Journal of Geophysical Research: Oceans
We have analyzed 8 years of wind and salinity data from a frontal zone in a region of the inner continental shelf off the southeastern United States. The changes in low‐salinity water stored in the frontal zone have been parameterized by analyzing the monthly rate of change in freshwater content. When the rate of change in freshwater content was negative, we interpreted this as a loss of low‐salinity water from the frontal zone. When this parameter was compared with seasonally averaged alongshore wind stress, the rate of loss was independent of the alongshore wind stress magnitude until threshold of about 0.1 dyne cm−2 was reached. Above the threshold there was a clear relationship between northward alongshore wind stress and rate of loss of freshwater from the inner shelf. Experimental evidence suggests that horizontal currents in the inner‐shelf frontal zone have cyclonic shear with increasing depth. When wind stress is northward and offshore, near‐surface low‐salinity water is transported offshore by Ekman transport while near‐bottom high‐salinity water is transported shoreward.
Original Publication Citation
Blanton, J., & Atkinson, L. (1983). Transport and fate of river discharge on the continental shelf of the southeastern United States. Journal of Geophysical Research: Oceans, 88(C8), 4730-4738. doi:10.1029/JC088iC08p04730|

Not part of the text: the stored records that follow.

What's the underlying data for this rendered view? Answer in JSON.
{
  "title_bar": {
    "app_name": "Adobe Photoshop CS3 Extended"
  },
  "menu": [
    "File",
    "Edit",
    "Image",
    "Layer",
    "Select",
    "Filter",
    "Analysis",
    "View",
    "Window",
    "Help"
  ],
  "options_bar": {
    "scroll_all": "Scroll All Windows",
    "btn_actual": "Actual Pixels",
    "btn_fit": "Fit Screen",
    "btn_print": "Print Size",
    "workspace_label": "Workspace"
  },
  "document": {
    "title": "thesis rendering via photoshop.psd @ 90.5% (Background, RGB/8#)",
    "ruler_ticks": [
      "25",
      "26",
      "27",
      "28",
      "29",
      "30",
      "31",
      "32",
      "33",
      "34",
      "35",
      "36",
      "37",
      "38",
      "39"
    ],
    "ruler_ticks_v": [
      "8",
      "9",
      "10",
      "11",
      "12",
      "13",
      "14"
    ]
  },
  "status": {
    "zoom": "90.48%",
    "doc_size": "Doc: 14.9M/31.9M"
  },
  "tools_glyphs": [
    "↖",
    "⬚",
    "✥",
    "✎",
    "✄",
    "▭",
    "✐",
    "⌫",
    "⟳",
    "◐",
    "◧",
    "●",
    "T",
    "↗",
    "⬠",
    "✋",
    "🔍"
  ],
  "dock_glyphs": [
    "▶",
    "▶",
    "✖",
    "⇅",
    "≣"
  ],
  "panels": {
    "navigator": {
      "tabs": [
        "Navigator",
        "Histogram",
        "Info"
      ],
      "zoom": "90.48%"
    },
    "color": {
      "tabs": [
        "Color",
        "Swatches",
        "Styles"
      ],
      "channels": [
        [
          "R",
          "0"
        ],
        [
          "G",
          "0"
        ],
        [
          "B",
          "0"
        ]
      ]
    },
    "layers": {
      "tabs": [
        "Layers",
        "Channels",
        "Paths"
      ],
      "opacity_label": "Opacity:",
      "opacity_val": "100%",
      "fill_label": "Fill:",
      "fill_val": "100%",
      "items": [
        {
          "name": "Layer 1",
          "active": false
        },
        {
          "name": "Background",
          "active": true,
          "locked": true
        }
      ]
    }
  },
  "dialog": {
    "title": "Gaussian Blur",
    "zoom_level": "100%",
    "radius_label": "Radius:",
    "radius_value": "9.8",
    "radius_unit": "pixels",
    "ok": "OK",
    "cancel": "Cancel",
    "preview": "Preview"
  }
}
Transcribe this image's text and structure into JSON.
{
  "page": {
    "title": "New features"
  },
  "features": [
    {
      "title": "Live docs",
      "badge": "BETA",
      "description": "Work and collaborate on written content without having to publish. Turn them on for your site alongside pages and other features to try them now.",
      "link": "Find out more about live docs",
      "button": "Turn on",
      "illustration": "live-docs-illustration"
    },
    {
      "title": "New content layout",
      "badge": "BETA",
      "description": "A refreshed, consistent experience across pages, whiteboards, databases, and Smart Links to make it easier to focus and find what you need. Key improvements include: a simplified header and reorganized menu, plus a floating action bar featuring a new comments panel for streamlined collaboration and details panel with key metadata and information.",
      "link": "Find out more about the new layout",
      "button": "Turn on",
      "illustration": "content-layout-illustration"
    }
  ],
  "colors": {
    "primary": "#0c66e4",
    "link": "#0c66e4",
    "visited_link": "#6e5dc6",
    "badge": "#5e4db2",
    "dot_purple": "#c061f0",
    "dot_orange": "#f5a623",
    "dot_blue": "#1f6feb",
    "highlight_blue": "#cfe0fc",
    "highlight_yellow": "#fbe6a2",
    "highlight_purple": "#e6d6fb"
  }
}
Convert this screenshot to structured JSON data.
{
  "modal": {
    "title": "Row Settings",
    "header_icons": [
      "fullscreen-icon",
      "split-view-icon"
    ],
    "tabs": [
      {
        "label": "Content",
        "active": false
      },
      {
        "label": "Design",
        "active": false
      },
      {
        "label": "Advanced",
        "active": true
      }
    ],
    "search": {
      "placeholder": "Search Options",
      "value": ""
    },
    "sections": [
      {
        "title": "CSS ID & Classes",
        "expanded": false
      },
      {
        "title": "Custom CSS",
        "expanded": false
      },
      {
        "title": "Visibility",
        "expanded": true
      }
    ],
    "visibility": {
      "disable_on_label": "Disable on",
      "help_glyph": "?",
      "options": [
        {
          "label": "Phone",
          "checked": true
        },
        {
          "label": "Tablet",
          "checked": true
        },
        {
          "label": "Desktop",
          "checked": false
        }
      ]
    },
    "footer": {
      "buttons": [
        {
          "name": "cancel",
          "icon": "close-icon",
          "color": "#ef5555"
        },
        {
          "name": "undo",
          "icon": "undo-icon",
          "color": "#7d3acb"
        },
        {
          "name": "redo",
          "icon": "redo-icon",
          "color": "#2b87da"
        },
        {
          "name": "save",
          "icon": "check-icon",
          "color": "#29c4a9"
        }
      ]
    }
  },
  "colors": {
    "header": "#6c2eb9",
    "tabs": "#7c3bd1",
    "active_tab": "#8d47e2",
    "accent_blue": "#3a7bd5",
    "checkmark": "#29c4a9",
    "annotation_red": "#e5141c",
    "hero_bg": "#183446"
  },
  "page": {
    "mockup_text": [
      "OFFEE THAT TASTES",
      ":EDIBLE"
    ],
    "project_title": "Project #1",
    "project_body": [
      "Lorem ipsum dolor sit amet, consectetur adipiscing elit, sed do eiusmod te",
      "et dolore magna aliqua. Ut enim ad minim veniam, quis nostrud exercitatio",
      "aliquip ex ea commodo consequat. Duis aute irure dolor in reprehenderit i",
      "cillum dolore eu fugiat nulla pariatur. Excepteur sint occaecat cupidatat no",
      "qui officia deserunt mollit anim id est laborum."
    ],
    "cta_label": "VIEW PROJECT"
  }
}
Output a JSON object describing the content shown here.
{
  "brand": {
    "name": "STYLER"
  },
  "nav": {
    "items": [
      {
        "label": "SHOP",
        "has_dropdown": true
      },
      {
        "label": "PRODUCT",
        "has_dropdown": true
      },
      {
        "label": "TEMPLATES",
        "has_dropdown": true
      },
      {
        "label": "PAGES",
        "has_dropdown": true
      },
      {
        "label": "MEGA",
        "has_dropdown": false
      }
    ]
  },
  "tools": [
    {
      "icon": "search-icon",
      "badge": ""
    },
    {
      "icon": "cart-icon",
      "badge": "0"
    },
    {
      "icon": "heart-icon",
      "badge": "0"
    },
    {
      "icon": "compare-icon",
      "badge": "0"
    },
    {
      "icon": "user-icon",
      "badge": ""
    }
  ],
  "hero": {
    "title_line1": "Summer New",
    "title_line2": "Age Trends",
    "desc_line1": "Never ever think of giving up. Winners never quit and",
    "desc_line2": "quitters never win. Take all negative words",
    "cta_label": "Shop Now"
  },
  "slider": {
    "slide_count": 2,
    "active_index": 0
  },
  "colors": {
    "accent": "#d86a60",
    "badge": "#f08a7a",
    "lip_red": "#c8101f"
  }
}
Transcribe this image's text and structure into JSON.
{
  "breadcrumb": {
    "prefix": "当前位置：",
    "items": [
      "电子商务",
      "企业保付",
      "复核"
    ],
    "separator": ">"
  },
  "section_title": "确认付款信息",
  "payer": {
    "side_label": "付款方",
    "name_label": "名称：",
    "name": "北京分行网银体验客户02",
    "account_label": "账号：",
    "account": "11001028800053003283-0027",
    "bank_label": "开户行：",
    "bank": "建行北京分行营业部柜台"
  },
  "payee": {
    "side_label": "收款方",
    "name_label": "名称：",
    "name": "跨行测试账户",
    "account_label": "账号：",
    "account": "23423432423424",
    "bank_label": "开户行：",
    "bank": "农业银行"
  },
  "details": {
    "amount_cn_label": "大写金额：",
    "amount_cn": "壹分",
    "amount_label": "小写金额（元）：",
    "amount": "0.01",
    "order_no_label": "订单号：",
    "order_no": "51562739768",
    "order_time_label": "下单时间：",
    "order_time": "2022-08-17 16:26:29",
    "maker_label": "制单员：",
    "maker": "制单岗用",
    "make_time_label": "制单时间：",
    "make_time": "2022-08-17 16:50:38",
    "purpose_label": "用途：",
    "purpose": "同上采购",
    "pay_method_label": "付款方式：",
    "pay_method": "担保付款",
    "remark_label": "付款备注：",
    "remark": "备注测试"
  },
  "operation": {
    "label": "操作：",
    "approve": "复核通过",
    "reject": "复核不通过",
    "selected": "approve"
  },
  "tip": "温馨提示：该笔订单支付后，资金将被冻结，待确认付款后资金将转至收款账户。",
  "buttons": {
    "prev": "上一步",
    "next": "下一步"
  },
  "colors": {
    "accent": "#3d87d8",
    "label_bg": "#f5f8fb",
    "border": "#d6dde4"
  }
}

Blanton, J. O. and Atkinson, L. P., "Transport and Fate of River Discharge on the Continental Shelf of the Southeastern United States" (1983). CCPO Publications. 342.